It’s something of an irony how bad my Cantonese is. Technically, it’s my first language, but the words fall from my lips haltingly: not completely alien, but not familiar either.
Sometimes, I think of English and Cantonese as opposites. English reads horizontally from left to right; Cantonese traditionally reads vertically from right to left. English can be vague when you ask about an aunt or uncle; in Cantonese we specifically refer to your dad’s second younger sister or your mum’s older brother.
For a long time, I completely refused to use Cantonese. The sounds were harsh, rigid, inflexible. And of course, the less I used it, the more alien it seemed. I’m sure growing up in a predominately white town in the 90s had an effect, but I’ll leave that for the psychologists.
Admittedly, I’m probably biased, but the Chinese language has had a long history of being mocked. Technically, ‘Chinese’ isn’t even a singular language, it’s a family of languages that branches out into multiple dialects and vernacular.
For a lot of people, though, this fact is irrelevant. ‘Chinese’ to them is a language that sounds funny and is therefore inferior. I can’t even count the amount of times a complete stranger has approached me, speaking a bunch of gibberish in a high pitched imitation of what they think I sound like. Still, the perceived hilarity of the phonetics don’t seem enough to disuade them from getting a tattoo in the same language they make fun of. Incorrectly written most of the time, may I add. If you ever need a definition of what cultural appropriation is, please refer to the previous sentences.
With China growing in power and world recognition, though, it’s interesting (amusing) for me, as a British Chinese, to see so many western companies scramble to capitalise on this new market. And one of the methods they’ve been using is to provide their services in Mandarin Chinese. The petty part of me is secretly delighted to see the languge I am mocked for, now being frantically incorporated to keep many businesses afloat.
Immature, I know.
Still, if money wasn’t a factor, would the Chinese language be as recognised and used? No, of course not. The increase of Mandarin Chinese speakers is mostly born of need, rather than want. It’s taught in schools to help students now in preparation for the future, where they’re more likely to encounter business in China. But it’ll take much longer for the language to be regarded as a neutral ‘equal’, for lack of better wording, rather than a silly sounding string of phonetics to be mocked because it isn’t understood.

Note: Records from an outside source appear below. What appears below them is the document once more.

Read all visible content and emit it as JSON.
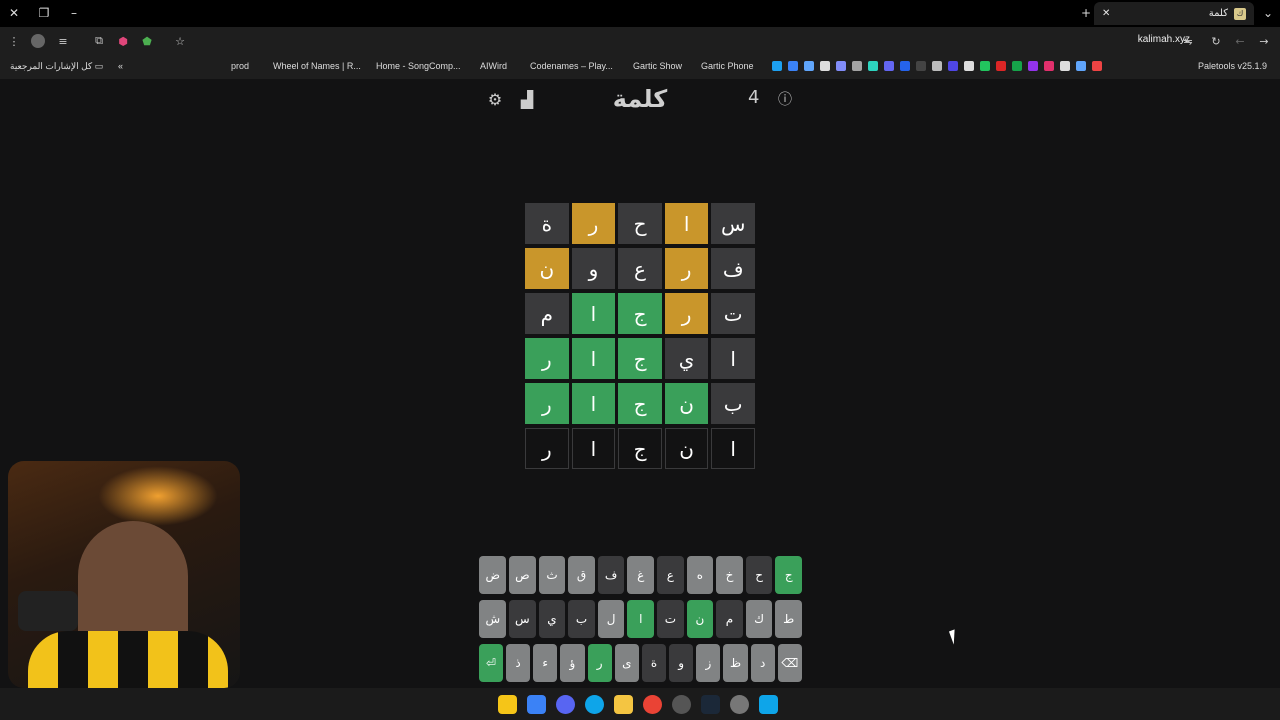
{
  "browser": {
    "tab_title": "كلمة",
    "url": "kalimah.xyz"
  },
  "bookmarks": {
    "all_bookmarks": "كل الإشارات المرجعية",
    "items": [
      "prod",
      "Wheel of Names | R...",
      "Home - SongComp...",
      "AIWird",
      "Codenames – Play...",
      "Gartic Show",
      "Gartic Phone",
      "Paletools v25.1.9"
    ]
  },
  "game": {
    "title": "كلمة",
    "streak": "4",
    "board": [
      [
        {
          "l": "س",
          "s": "absent"
        },
        {
          "l": "ا",
          "s": "present"
        },
        {
          "l": "ح",
          "s": "absent"
        },
        {
          "l": "ر",
          "s": "present"
        },
        {
          "l": "ة",
          "s": "absent"
        }
      ],
      [
        {
          "l": "ف",
          "s": "absent"
        },
        {
          "l": "ر",
          "s": "present"
        },
        {
          "l": "ع",
          "s": "absent"
        },
        {
          "l": "و",
          "s": "absent"
        },
        {
          "l": "ن",
          "s": "present"
        }
      ],
      [
        {
          "l": "ت",
          "s": "absent"
        },
        {
          "l": "ر",
          "s": "present"
        },
        {
          "l": "ج",
          "s": "correct"
        },
        {
          "l": "ا",
          "s": "correct"
        },
        {
          "l": "م",
          "s": "absent"
        }
      ],
      [
        {
          "l": "ا",
          "s": "absent"
        },
        {
          "l": "ي",
          "s": "absent"
        },
        {
          "l": "ج",
          "s": "correct"
        },
        {
          "l": "ا",
          "s": "correct"
        },
        {
          "l": "ر",
          "s": "correct"
        }
      ],
      [
        {
          "l": "ب",
          "s": "absent"
        },
        {
          "l": "ن",
          "s": "correct"
        },
        {
          "l": "ج",
          "s": "correct"
        },
        {
          "l": "ا",
          "s": "correct"
        },
        {
          "l": "ر",
          "s": "correct"
        }
      ],
      [
        {
          "l": "ا",
          "s": "empty"
        },
        {
          "l": "ن",
          "s": "empty"
        },
        {
          "l": "ج",
          "s": "empty"
        },
        {
          "l": "ا",
          "s": "empty"
        },
        {
          "l": "ر",
          "s": "empty"
        }
      ]
    ],
    "keyboard": [
      [
        {
          "k": "ج",
          "s": "correct"
        },
        {
          "k": "ح",
          "s": "absent"
        },
        {
          "k": "خ",
          "s": "unused"
        },
        {
          "k": "ه",
          "s": "unused"
        },
        {
          "k": "ع",
          "s": "absent"
        },
        {
          "k": "غ",
          "s": "unused"
        },
        {
          "k": "ف",
          "s": "absent"
        },
        {
          "k": "ق",
          "s": "unused"
        },
        {
          "k": "ث",
          "s": "unused"
        },
        {
          "k": "ص",
          "s": "unused"
        },
        {
          "k": "ض",
          "s": "unused"
        }
      ],
      [
        {
          "k": "ط",
          "s": "unused"
        },
        {
          "k": "ك",
          "s": "unused"
        },
        {
          "k": "م",
          "s": "absent"
        },
        {
          "k": "ن",
          "s": "correct"
        },
        {
          "k": "ت",
          "s": "absent"
        },
        {
          "k": "ا",
          "s": "correct"
        },
        {
          "k": "ل",
          "s": "unused"
        },
        {
          "k": "ب",
          "s": "absent"
        },
        {
          "k": "ي",
          "s": "absent"
        },
        {
          "k": "س",
          "s": "absent"
        },
        {
          "k": "ش",
          "s": "unused"
        }
      ],
      [
        {
          "k": "⌫",
          "s": "unused"
        },
        {
          "k": "د",
          "s": "unused"
        },
        {
          "k": "ظ",
          "s": "unused"
        },
        {
          "k": "ز",
          "s": "unused"
        },
        {
          "k": "و",
          "s": "absent"
        },
        {
          "k": "ة",
          "s": "absent"
        },
        {
          "k": "ى",
          "s": "unused"
        },
        {
          "k": "ر",
          "s": "correct"
        },
        {
          "k": "ؤ",
          "s": "unused"
        },
        {
          "k": "ء",
          "s": "unused"
        },
        {
          "k": "ذ",
          "s": "unused"
        },
        {
          "k": "⏎",
          "s": "correct"
        }
      ]
    ]
  },
  "colors": {
    "correct": "#3aa05a",
    "present": "#c9962b",
    "absent": "#3a3a3c"
  }
}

Maybe I’m too easily impressed, but hearing Luis Fonsi’s Despacito reach number one on the mainstream music charts was amazing to me. Even the ‘English’ version featuring Justin Bieber has minimal English- it means that millions of people are listening to, and enjoying, a song in a language they don’t understand. Whilst Spanish has always had different connotations than Chinese- often perceived as sexier to the point of fetishisation- the stereotypes still exist, but Spanish is arguably seen as more ‘desirable’ than Chinese. Even so, a Spanish language song making it to number one is still exciting to me.
I genuinely hope I will get to see a Chinese language song reach number one on the western music charts someday. Yes, South Korean singer Psy has already achieved this with his viral hit Gangnam Style, but a) Korean and Chinese is not, in fact, the same and b) let’s be honest, that was less a celebration of another language, but an enjoyment of the ‘funny Asian man’ making a fool of himself with the bonus of a catchy tune.
Still, with more and more children learning Mandarin and being exposed to different languages and cultures, I like to think things are improving. A slow progress, perhaps, but progress nonetheless.
Despacito, in Spanish. Slowly, the English would say. And in Chinese? 慢慢地 (man man de)